Podcast: Play in new window | Download
Subscribe: Apple Podcasts | RSS
- Chris fills in the rest of the story told as a “Puzzler” in the last episode. Unfortunately none of the submissions won this week, possibly because the clues given were too obscure. The long and the short of the story is: my house isn’t haunted
- Capacitive coupling lighting up LED lamps
- Phases in US vs Australia
- Reality tv producer setups
- Paul Zawada episode
- Buzzing components
- Predicting penny
- Enough about houses not blowing up, a Starship blew up! (on purpose, it seems)
- Chris read two books about space mining that he loved (2 part series…so far).
- Emerson Electric is buying National Instruments for 8.2B
- NI makes Labview, a popular test stand and automation software
- Dave has been choosing microcontrollers and did a recent PIC24 vs STM32 comparison
- Nordic just announced the nRF54H20, which is the successor to nRF52, nRF53…but also has a bunch of RISC V coprocessing cores.
Another fun image generated by Midjourney for show art this week…
Boris M. Kokodyniak says
Regarding your home electrical fault: Voltergeist! 🙂
(Technically, it’s called a sneak path. I actually diagnosed one of those years ago.)
Boris M. Kokodyniak says
I should add that in my case, the fault was one of the two 60-amp main fuses that had opened. The fuses were probably 50 years old, and I could find no evidence of a short circuit, so probably it was just fuse fatigue.
Les Holdeman says
As for the device to monitor the power in your home. Not sure if there is a split phase residential version, but there is a 3 phase version called a phase monitor that will trigger a shunt trip if you lose a phase to prevent single phasing motors and other sensitive equipment.
So funny. While listening to you show I was at my friends house where we are trying to work the same problem.
Over here in Europe we have 3 Phase 380V (not split “in the middle”) but rather connected via a neutral STAR in the middle. So the outlet have each 220V towards the Neutral.
Same problem: Stone in the Supply Wire cut the Neutral Phase. Every time a high current was drawn the voltage on that phase dropped and the lights went dim, while on the other phases the voltage went close to 380V (and very bright lights) since the current couldn’t run through the Neutral Supply, but went via Neutral to the next Phase.
That can happen on the North American split-phase system.
Without the neutral, the two ‘phases’ are in series and form a voltage divider across the 240 V. With a poor or missing neutral the voltages will ‘drift’ depending on the loading.
I found out about a loose connection when my UPS alarmed on a 140 V overvoltage when the kettle was turned on.

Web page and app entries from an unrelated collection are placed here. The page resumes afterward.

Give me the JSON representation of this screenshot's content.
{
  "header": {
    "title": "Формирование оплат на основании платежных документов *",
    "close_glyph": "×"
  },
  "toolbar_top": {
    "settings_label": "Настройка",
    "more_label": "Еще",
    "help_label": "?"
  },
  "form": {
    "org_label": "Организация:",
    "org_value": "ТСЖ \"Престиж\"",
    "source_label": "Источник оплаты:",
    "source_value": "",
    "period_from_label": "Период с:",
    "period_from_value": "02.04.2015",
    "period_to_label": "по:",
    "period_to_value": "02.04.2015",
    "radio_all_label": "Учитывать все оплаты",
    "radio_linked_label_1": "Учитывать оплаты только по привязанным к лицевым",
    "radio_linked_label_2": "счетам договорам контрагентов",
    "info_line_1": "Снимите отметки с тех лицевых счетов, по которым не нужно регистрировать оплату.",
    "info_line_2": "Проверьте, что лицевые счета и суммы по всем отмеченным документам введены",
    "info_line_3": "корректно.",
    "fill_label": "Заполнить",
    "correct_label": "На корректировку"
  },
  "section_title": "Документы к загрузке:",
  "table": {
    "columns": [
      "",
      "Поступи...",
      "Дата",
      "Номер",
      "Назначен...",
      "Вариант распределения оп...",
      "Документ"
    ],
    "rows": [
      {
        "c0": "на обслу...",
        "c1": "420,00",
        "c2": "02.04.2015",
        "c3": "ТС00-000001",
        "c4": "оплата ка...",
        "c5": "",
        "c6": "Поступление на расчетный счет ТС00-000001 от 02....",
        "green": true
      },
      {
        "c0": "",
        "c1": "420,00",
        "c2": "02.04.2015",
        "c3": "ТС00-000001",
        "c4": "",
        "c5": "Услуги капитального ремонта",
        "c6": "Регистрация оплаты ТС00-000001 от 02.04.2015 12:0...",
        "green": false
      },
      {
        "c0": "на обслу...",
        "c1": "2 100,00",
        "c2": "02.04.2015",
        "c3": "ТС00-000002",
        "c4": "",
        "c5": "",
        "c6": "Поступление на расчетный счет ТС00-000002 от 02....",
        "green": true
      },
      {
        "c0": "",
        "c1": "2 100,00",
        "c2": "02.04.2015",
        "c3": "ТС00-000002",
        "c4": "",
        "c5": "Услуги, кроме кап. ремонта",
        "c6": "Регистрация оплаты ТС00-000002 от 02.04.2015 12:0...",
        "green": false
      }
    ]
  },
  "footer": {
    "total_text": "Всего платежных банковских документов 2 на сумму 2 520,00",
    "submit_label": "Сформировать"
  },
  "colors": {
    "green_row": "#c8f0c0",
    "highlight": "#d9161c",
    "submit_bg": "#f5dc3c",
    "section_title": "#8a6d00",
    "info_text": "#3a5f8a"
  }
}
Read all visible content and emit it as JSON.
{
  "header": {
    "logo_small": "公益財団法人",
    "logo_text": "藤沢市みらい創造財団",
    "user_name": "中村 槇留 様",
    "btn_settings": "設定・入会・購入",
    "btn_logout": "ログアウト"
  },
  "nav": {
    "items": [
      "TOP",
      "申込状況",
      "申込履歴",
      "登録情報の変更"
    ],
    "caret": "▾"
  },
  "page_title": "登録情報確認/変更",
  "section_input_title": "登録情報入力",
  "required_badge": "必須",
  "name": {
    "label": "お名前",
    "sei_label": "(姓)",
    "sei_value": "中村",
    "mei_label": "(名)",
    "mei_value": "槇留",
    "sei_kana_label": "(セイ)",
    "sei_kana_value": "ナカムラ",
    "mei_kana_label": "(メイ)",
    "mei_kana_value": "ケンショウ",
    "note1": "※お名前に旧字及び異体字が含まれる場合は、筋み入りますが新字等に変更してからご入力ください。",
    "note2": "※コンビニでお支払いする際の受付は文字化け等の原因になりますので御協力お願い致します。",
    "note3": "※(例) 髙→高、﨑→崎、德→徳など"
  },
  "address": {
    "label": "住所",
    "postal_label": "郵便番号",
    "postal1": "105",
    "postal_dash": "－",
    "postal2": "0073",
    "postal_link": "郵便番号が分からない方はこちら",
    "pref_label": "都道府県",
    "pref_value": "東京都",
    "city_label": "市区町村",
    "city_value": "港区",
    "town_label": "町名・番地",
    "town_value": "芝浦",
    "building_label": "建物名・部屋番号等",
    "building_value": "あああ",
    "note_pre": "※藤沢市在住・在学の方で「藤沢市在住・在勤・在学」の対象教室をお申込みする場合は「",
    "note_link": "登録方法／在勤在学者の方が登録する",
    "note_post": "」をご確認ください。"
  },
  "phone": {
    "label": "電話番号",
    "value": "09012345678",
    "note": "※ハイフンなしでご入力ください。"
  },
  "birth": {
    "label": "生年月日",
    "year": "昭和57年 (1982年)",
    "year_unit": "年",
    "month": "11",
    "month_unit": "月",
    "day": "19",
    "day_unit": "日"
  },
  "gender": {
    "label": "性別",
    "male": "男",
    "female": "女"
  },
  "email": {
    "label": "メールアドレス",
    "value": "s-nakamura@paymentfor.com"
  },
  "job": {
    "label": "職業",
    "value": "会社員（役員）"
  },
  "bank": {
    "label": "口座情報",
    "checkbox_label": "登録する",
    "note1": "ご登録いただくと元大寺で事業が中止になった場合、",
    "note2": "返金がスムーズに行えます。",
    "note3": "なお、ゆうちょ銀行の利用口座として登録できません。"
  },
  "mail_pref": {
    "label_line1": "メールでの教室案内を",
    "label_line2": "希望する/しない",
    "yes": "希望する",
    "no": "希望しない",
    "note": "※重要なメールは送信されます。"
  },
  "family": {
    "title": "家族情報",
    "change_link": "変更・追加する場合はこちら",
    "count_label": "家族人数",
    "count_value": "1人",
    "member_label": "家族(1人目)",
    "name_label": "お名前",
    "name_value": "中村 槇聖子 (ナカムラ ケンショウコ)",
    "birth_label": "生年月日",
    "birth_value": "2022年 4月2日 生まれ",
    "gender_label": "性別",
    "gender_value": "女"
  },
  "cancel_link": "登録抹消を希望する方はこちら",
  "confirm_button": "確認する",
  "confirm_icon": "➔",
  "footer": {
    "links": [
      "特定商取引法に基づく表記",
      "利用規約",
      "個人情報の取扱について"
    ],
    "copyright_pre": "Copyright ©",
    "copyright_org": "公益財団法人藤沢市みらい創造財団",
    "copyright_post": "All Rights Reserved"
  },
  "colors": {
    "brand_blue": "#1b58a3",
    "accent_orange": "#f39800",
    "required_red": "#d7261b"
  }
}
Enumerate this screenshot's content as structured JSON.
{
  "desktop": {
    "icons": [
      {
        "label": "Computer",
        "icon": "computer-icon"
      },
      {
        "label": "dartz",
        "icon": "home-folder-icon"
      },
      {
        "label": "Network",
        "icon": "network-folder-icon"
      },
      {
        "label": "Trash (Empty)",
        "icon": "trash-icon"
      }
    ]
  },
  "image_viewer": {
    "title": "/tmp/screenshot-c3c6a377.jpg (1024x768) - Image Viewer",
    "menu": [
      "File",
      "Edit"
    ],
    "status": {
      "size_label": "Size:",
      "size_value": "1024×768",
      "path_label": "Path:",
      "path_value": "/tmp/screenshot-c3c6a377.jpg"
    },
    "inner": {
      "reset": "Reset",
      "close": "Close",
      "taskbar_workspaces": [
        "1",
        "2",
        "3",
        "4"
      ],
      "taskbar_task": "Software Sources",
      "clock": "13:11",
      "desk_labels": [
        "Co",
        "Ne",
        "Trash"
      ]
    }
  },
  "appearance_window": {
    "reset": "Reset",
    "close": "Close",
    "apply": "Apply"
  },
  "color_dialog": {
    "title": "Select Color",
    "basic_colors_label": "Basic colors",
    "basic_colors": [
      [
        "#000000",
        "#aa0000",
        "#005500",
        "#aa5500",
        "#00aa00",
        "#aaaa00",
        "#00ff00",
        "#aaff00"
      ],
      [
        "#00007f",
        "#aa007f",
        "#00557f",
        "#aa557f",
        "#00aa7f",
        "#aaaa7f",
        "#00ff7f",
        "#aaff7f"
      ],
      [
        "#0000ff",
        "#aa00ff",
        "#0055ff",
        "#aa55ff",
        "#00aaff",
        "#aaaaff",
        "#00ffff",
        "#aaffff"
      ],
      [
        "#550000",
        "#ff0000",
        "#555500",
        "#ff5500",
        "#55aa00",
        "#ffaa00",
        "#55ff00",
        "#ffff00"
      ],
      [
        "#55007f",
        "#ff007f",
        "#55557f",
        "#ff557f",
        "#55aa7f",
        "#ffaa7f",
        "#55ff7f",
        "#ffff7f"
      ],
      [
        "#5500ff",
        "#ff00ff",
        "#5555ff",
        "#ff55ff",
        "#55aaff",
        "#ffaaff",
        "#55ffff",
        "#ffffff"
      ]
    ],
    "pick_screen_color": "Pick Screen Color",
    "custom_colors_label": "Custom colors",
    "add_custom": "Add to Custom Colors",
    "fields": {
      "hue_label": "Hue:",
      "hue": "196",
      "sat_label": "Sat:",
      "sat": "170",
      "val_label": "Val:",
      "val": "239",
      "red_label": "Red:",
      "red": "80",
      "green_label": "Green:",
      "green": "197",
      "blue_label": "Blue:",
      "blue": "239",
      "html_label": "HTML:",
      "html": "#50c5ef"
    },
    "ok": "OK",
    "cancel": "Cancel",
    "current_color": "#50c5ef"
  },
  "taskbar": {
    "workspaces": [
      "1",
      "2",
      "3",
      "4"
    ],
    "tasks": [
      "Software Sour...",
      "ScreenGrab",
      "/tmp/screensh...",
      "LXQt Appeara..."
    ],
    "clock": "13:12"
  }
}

Guessed you had a phase down ! In Straya we generally only allow an appliance to use all threee phases, eg motors. However backin the day a two phase heater was a trap for young players!
Measuring your phases indvidually to ground at your mains supply point can let you know whats up.
Sometimes the supply distributor may have lost the phase, eg weather or event. IF one phase is down on the High Voltage the neutral point may move and then each LV mains supply phase can drift, One will go higher than 230VAC and one very low and the third will be in between, as the starpoint and phases and only being fed by two phases of HV in delta..
Tom Wojciaczyk says
While there are GFCI breakers here in the US, what you more likely have in your load center are AFCI breakers. Since 2011 the NEC has required AFCI in family rooms, dining rooms, bedrooms, etc… and more recently even laundry rooms and kitchens.
Can confirm in Australia not all houses will necessarily go out. We had a tree take out a single phase in the street a few years back during a massive rainstorm. Took Ausgrid four days to get to it due to the volume of calls. We powered our fridge from the back neighbours with a long extension lead.
Rich W. says
At least Chris probably saved a few dollars on his electric bill that month. 😉 Pretty neat how Dave zoomed in on the phase situation right at the start of this ghoulish tale.
If my father had known that the meter was only one phase he’d have tried to load as much of the house as possible onto the other. (50/50 that it would have ended very badly though.) He was just that much of a cheapskate.